This article is from the CD-Recordable FAQ, by Andy McFadden (firstname.lastname@example.org) with numerous contributions by others.
Buy a card that will allow you to go from DAT to hard disk digitally. Make
sure you get one that can handle the same digital standard the DAT recorder
uses, i.e. S/PDIF (Sony/Philips Digital Interface Format, sometimes
referred to as "domestic") or AES/EBU ("professional").
Some of the solutions for the PC are:
- DigiDesign AudioMedia - http://www.digidesign.com/
- Zefiro Acoustics ZA2 - http://www.zefiro.com/
- AdB Digital Multiwav Pro - http://www.adbdigital.com/
- Digital Audio Labs CardD+ - http://www.digitalaudio.com/products.htm
- Turtle Beach Fiji - http://www.tbeach.com/products/fiji.htm
The CardD+ comes highly recommended. There may be newer versions of these
products, so be sure to check out the web sites.
Visit http://www.digitalexperience.com/cards.html for a feature comparison
of many different models.
An inexpensive S/PDIF card available from Computer Geeks
(http://www.compgeeks.com/) was evaluated by some newsgroup readers in
mid-1998. Apparently there were some problems with the physical dimensions
of the card (too wide for some PC slots), the documentation is poor, and
the voltage level for both input and output was TTL instead of standard
S/PDIF. You're probably better off with one of the established brands
unless you're sure about what you need.
You should record from the DAT onto your hard drive, and then record the CD
from there. If you try to record directly from DAT you'll likely end up
with a lot of wasted CD-Rs due to buffer underruns or minor mistakes.
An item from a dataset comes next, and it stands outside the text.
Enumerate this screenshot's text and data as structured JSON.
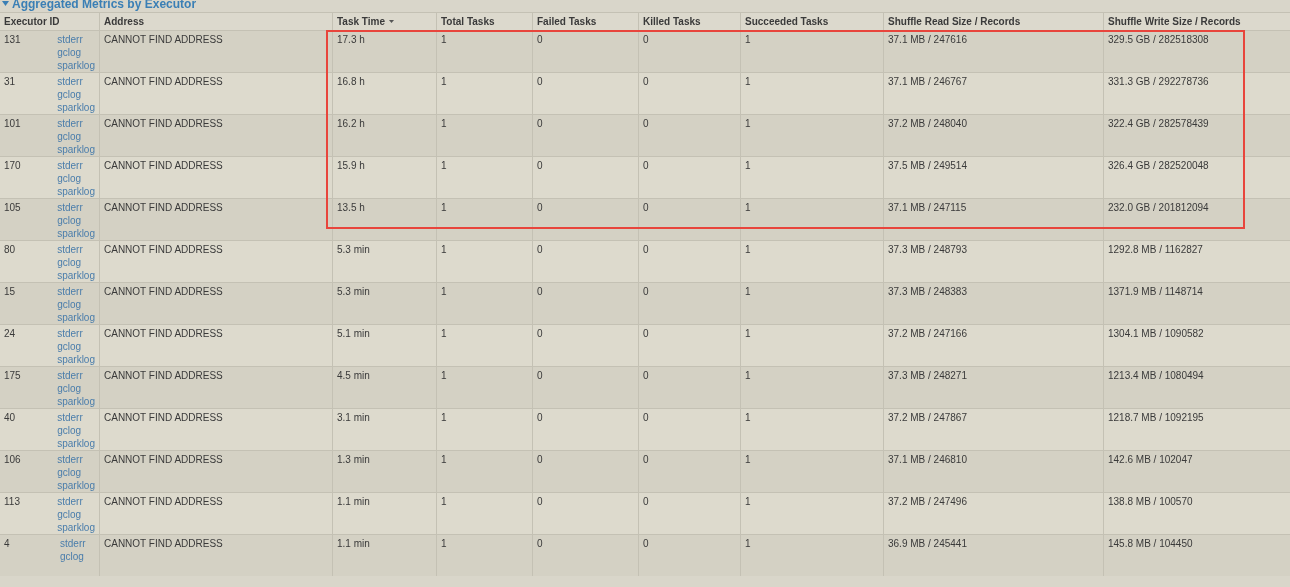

You
should use Disc-At-Once recording for best results.
One issue you need to be aware of is that some older DAT recorders can
only record at 48KHz, while CDs are recorded at 44.1KHz. If this is the
case with your equipment, you will have to do a sample rate conversion.
The DSP on cards like the ZA2 will do this for you, or you can use an
audio editing program like GoldWave or Sound Forge.
There *are* CD-R drives that have analog inputs, and can record directly
from audio sources. See section (5-12).
If you use a DAT and haven't been to the DAT-heads home page, you should
definitely check out http://www.atd.ucar.edu/rdp/dat-heads/.
If you want to manipulate audio DATs directly from your computer,
you need a DDS drive with special firmware. The SCSI DDS drives
that are typically sold for backups don't have the firmware required
to handle DAT tapes. Most SGI workstations can do this, and Mac
users should check out http://www.demon.co.uk/gallery/StudioDAT.html
[link dead?]. If you have an Archive Python DDS drive, check out
http://www4.informatik.uni-erlangen.de/~eckert/. Reputable Systems
(http://www.reputable.com/) sells DDS-2 drives with SGI firmware,
Archive/Conner/Seagate model CTD-8000HS.
Some other drives can be supported with appropriate firmware updates. See
An interesting combination of technologies is the DAT-Link, formerly
available from http://www.tc.com/. It connects to the digital connectors
on the DAT machine (or MD, DCC, or CD player) and the SCSI interface on
a computer. The device can be controlled from other computers on a network.
If you're interested in mastering production audio CDs, you should take
a look at http://www.sadie.com/.